“A card received today from Martin Mosbrucker, who was, at one time, employed with the Daily Pioneer, states that he has arrived safely in France.

“Word has been received of the death of George Peoples, 78, an old-time pioneer resident of Mandan, who died at Butte, Montana. He built the Peoples Hotel on the corner of Main Street and Collins Ave. during the late 1880s, the place now running under the name of the Mandan Hotel. Mr. Peoples was also the mayor of Bismarck in Territorial Days. He left Mandan 15 years ago. Survivors include his wife, a son, Robert, and a daughter, Fannie.”

125 Years Ago-1893

“On Thurs., Aug. 3, at 2:30 p.m., the thermometer recorded 104 degrees above zero.

“No activity could be seen today on the streets of Mandan. It was plainly too hot for man or beast.

“The artesian well machinery has been shipped to Moorhead, Minn.

“The men who have been employed at the artesian well shook the dust of Mandan from their feet last night.
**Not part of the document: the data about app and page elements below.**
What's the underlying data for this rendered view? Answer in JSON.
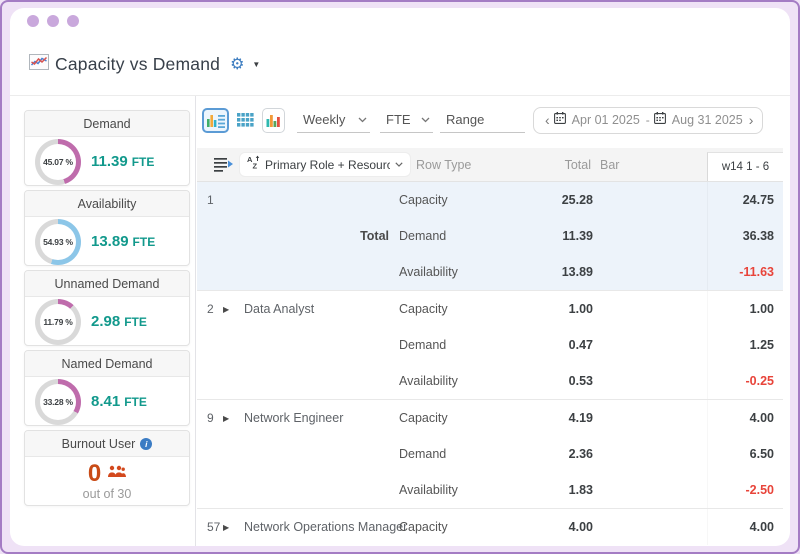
{
  "header": {
    "title": "Capacity vs Demand"
  },
  "icons": {
    "gear": "⚙",
    "caret_down": "▼",
    "row_caret": "▶",
    "prev_chevron": "‹",
    "next_chevron": "›"
  },
  "colors": {
    "accent_teal": "#12998c",
    "burnout_orange": "#c94b16",
    "negative_red": "#e8443a",
    "capacity_green": "#6d8a66",
    "demand_pink": "#c77fb3",
    "availability_blue": "#8ec9e9",
    "frame_purple": "#a47cc4"
  },
  "sidebar": {
    "cards": [
      {
        "title": "Demand",
        "percent": "45.07 %",
        "value": "11.39",
        "unit": "FTE",
        "ring_style": "background:conic-gradient(#bf6cac 0% 45.07%, #d9d9d9 45.07% 100%)"
      },
      {
        "title": "Availability",
        "percent": "54.93 %",
        "value": "13.89",
        "unit": "FTE",
        "ring_style": "background:conic-gradient(#8cc6e8 0% 54.93%, #d9d9d9 54.93% 100%)"
      },
      {
        "title": "Unnamed Demand",
        "percent": "11.79 %",
        "value": "2.98",
        "unit": "FTE",
        "ring_style": "background:conic-gradient(#bf6cac 0% 11.79%, #d9d9d9 11.79% 100%)"
      },
      {
        "title": "Named Demand",
        "percent": "33.28 %",
        "value": "8.41",
        "unit": "FTE",
        "ring_style": "background:conic-gradient(#bf6cac 0% 33.28%, #d9d9d9 33.28% 100%)"
      }
    ],
    "burnout": {
      "title": "Burnout User",
      "count": "0",
      "caption": "out of 30"
    }
  },
  "toolbar": {
    "period_select": "Weekly",
    "unit_select": "FTE",
    "range_select": "Range",
    "date_range": {
      "start": "Apr 01 2025",
      "separator": "-",
      "end": "Aug 31 2025"
    }
  },
  "table": {
    "group_by": "Primary Role + Resource...",
    "headers": {
      "row_type": "Row Type",
      "total": "Total",
      "bar": "Bar",
      "week": "w14 1 - 6"
    },
    "groups": [
      {
        "num": "1",
        "name": "",
        "label": "Total",
        "rows": [
          {
            "type": "Capacity",
            "total": "25.28",
            "week": "24.75",
            "bar_style": "width:72px;background:#6d8a66"
          },
          {
            "type": "Demand",
            "total": "11.39",
            "week": "36.38",
            "bar_style": "width:32px;background:#c77fb3"
          },
          {
            "type": "Availability",
            "total": "13.89",
            "week": "-11.63",
            "bar_style": "width:40px;background:#8ec9e9"
          }
        ]
      },
      {
        "num": "2",
        "name": "Data Analyst",
        "label": "",
        "rows": [
          {
            "type": "Capacity",
            "total": "1.00",
            "week": "1.00",
            "bar_style": "width:72px;background:#6d8a66"
          },
          {
            "type": "Demand",
            "total": "0.47",
            "week": "1.25",
            "bar_style": "width:34px;background:#c77fb3"
          },
          {
            "type": "Availability",
            "total": "0.53",
            "week": "-0.25",
            "bar_style": "width:38px;background:#8ec9e9"
          }
        ]
      },
      {
        "num": "9",
        "name": "Network Engineer",
        "label": "",
        "rows": [
          {
            "type": "Capacity",
            "total": "4.19",
            "week": "4.00",
            "bar_style": "width:72px;background:#6d8a66"
          },
          {
            "type": "Demand",
            "total": "2.36",
            "week": "6.50",
            "bar_style": "width:40px;background:#8f9e95"
          },
          {
            "type": "Availability",
            "total": "1.83",
            "week": "-2.50",
            "bar_style": "width:31px;background:#a9d4ee"
          }
        ]
      },
      {
        "num": "57",
        "name": "Network Operations Manager",
        "label": "",
        "rows": [
          {
            "type": "Capacity",
            "total": "4.00",
            "week": "4.00",
            "bar_style": "width:70px;background:#6d8a66"
          }
        ]
      }
    ]
  }
}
One went to Chicago, the others to Moorhead.

“Mr. Unkenholtz bought the artesian well tower and shed which he has already pulled down. The materials will be used in the erection of new barn at his farm.

“Tuesday evening was a perfect one for driving, and a number of young people and others took advantage of it and drove out to old Fort Lincoln. Some music was taken along. An hour or two was pleasantly spent in dancing.

“The county records of the board of health show that every birth in July was that of a boy, and no deaths were recorded. If this keeps up — births and no deaths — the county will fill up without immigration.”

Diane Boit was raised and educated in the Red River Valley before coming to Mandan with her family in 1970. She has been involved with the Bismarck-Mandan newspapers for more than 30 years. She can be reached at